In many ways, the zoning modernization was a response to what elected officials had been hearing from residents for many years? Why can’t Brookfield attract development like LaGrange? What are you going to do about all these vacant storefronts? Why don’t you go out and attract new businesses, get cracking on economic development?

In an old rail line downtown, like Brookfield – with small, oddly shaped parcels and building stock that dates back a century or more – it’s tough to attract a business of any size. Mostly, you’re going to attract niche businesses, small boutiques, independent restaurants and bars.

 And you really aren’t going to be successful at bringing people to an off-the-beaten-path downtown like Grand Boulevard without actively seeking to increase the population in the neighborhood.

That’s the trade-off. There are consequences for wanting the things you want. You may get things you didn’t anticipate.

The circumstances over at Paulette Delcourt’s home on Grand Boulevard are really unfortunate, and if anyone intentionally or unintentionally steered her in the wrong direction, no one’s lining up to admit it.

Regardless, that die is cast and Delcourt is having to live with the consequences – a three-story building looming over her property on two sides, inches away from the property line. It won’t always be so noisy and dusty, but its presence will be permanent.

A builder reportedly has bought the property on the other side of her house – the Cook County Clerk hasn’t recorded the sale yet, but online real estate sites confirm it has changed hands. The new buyer reportedly told Delcourt he plans to keep it as a rental home. But another building just like the one to the north is possible there, too.

The reality is that while Grand Boulevard has retained a handful of homes dating back at least 90 years, Brookfield always viewed Grand Boulevard as a commercial area. Shortly after Delcourt’s home was built in 1911, a big thriving printing business (now converted into condos) was built. There was a movie theater across the street and a string of businesses farther south on the block.

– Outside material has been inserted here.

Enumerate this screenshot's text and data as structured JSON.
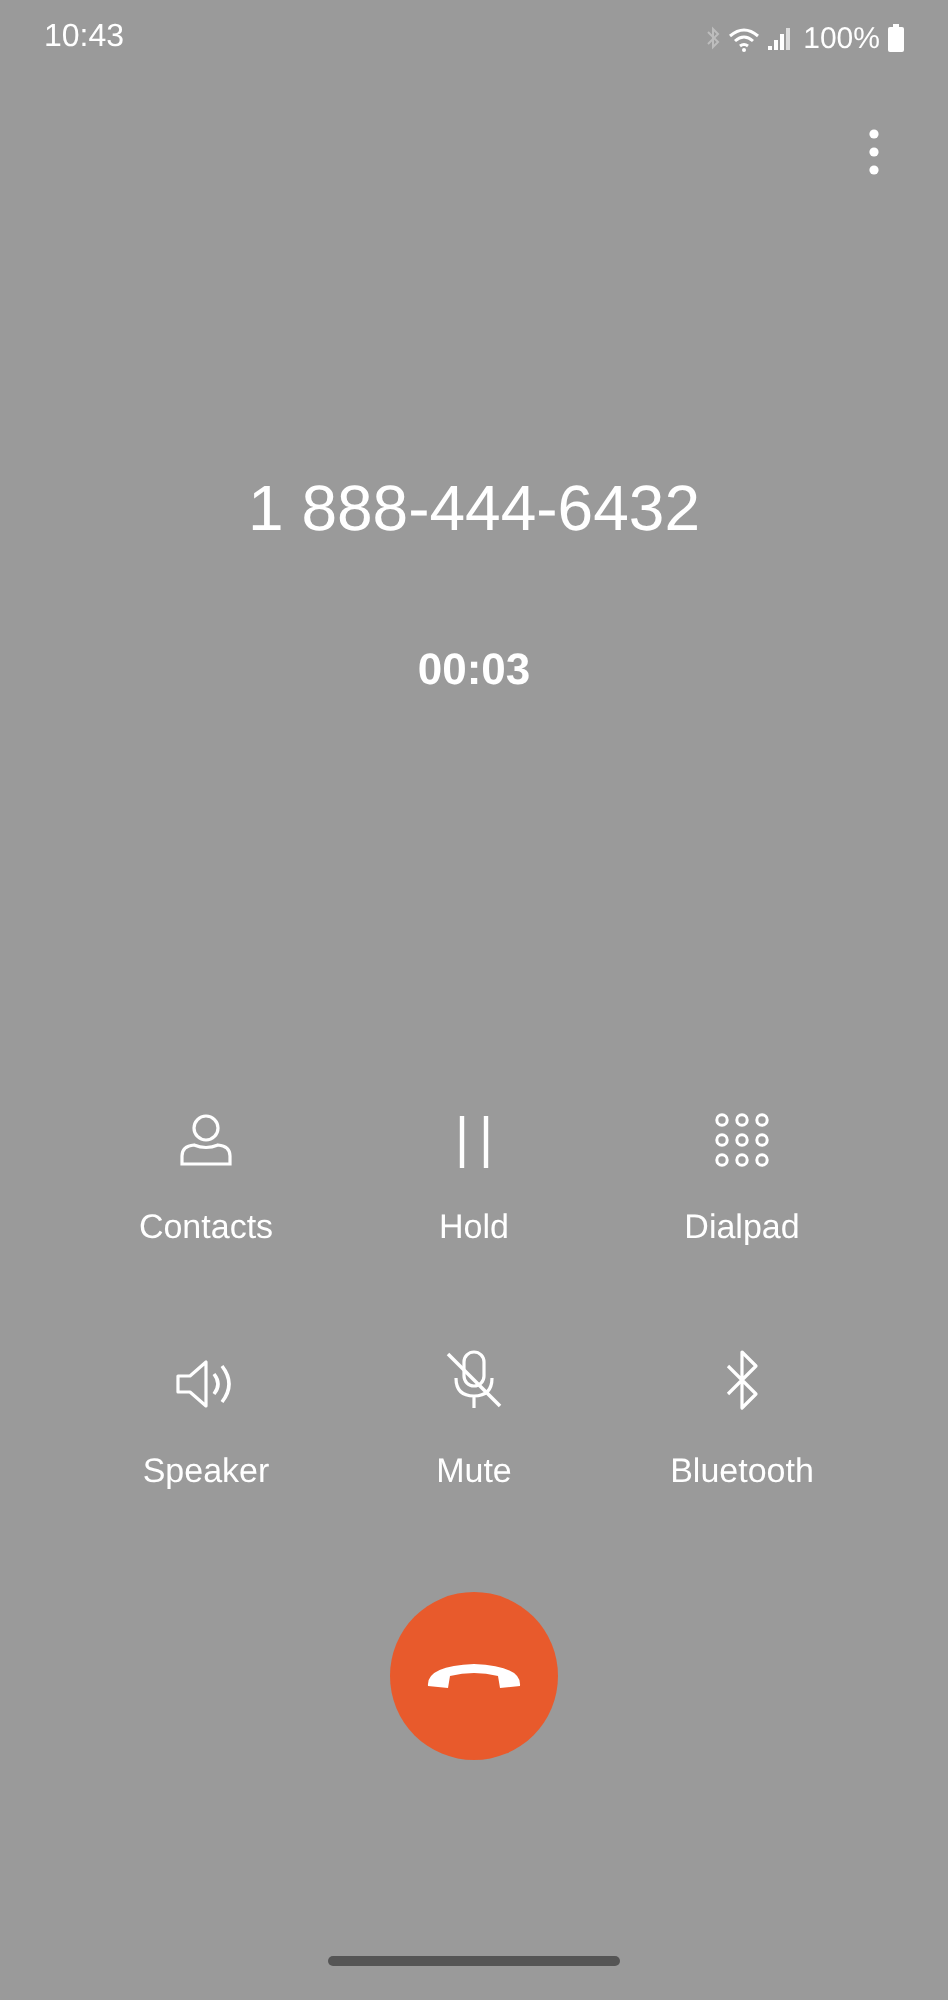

There is more commercial development coming on Grand Boulevard, meaning the village’s zoning modernization is working. The block’s transformation will continue.